Oak: Kevin Boss
KC: Tony Moeaki
Den: Dan Gronkowski
- Antonio Gates......that is all. I gave Boss the edge over Moeaki, again, just based on being in the league as a starting TE for longer than Moeaki. Boss is a red-zone threat with good route running and should get a lot of looks from Campbell, the TE Lover, in Oakland (can't blame him, I mean, what man doesn't love a tight end). I think Moeaki will be a better all-around TE, but needs to stay healthy, continue improving his already very good blocking, and develop as a consistent pass-catching threat and safety valve for his QB against the better teams KC will face. Dan Gronkowski.....that is all.
- This was a tough one to rank, but I gave the top notch to Albert and Richardson, just slightly ahead of McNeill and Dombrowski. The pass blocking is a bit better in SD from the OTs than in KC, while the run blocking is much better in KC. I believe both QBs made them look better in the pass blocking department than they really were (Rivers completing tough passes and Cassel throwing the ball away to avoid negative plays, unfortunately). The rushing offense is night and day currently, add to it that both OTs were in their first years playing with each other as starters, and I give the slight advantage to KC. Clady can be argued for as the best OT in the division, despite him coming back from a pretty severe knee injury, but his RT counterpart might just be a rookie in Franklin this year. As a whole, we'll temper expectations from them for now, but Denver is putting together a good looking line that has a bright future, starting with these OTs, if they continue to develop. Oakland has a LOT of uncertainty with their O-line. They too have a young group that has some potential, starting with Veldheer at LT. He did decently in the run game last year, but we will find out how much of that was with Robert Gallery next to him. Barnes has been the RT through the last couple of years, and again, is a decent run blocker, but may have some competition from rookie Joseph Barksdale. Veldheer has a bright future, let's just hope the Black Hole doesn't suck the light right out of that future (actually, let's hope it does).

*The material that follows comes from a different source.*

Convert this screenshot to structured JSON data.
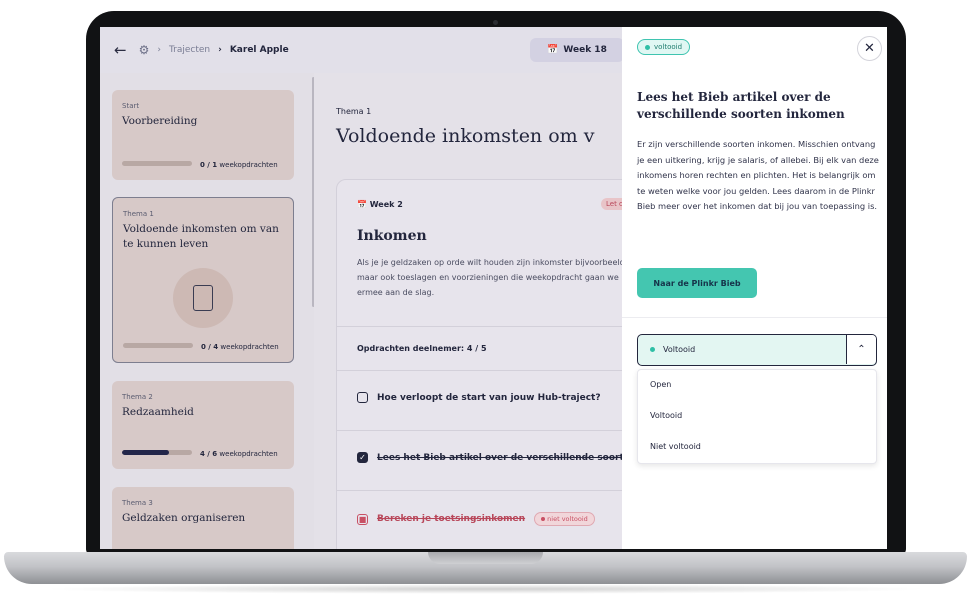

LG / C / RG:
- The most consistent and established interior O-line resides in SD, as Dielman is arguably the top LG in the division, Hardwick being a staple at center, and Vasquez a young, talented RG coming into his own. Their pass blocking is second to none, but they can continue to improve in the run game and open better holes for their RBs. Denver's interior gets the nod over KC based on bringing back the same starting three from last season in Beadles, Walton, and Kuper. Kuper is a tough, gritty veteran RG in the mold of Wiegmann and will be tasked with possibly helping along a rookie RT. Walton and Beadles are 2nd year players, but have the fortune of staying together and continuing building that coveted O-line chemistry. The interior of KC faces some uncertainties, as currently in KC, Wiegmann is projected to be the starting center, holding the spot for Rodney Hudson until he's ready to take over. The loss of Brian Waters can't go unnoticed, and in his place currently is Lilja, who held his own very well at RG and was the LG in Indy for an extended period of time. Asamoah is the newcomer to the line, and looks to have the makings of a solid guard, and should be very successful. If he continues on as the RG this season, the right side of the line with him and Richardson at RT will be watched and analyzed very closely all year long. The loss of Gallery in Oakland has left them with a lot of uncertainty as well. Perhaps they move Carlisle over to LG. Do they start Wisniewski over Samson Satele? My instinct says yes, considering Wis's connection with the team. Campbell was a project, but played last season, and looks to be either the RG or LG. Hard to say in Oakland, and here's to hoping their rushing game struggles with whatever starting lineup they roll with.
So that's that, finally. Let me know what you think about the post, and if you think it's worth doing for every opponent weekly. I'll complete the defense this weekend, despite if you like the breakdown or not.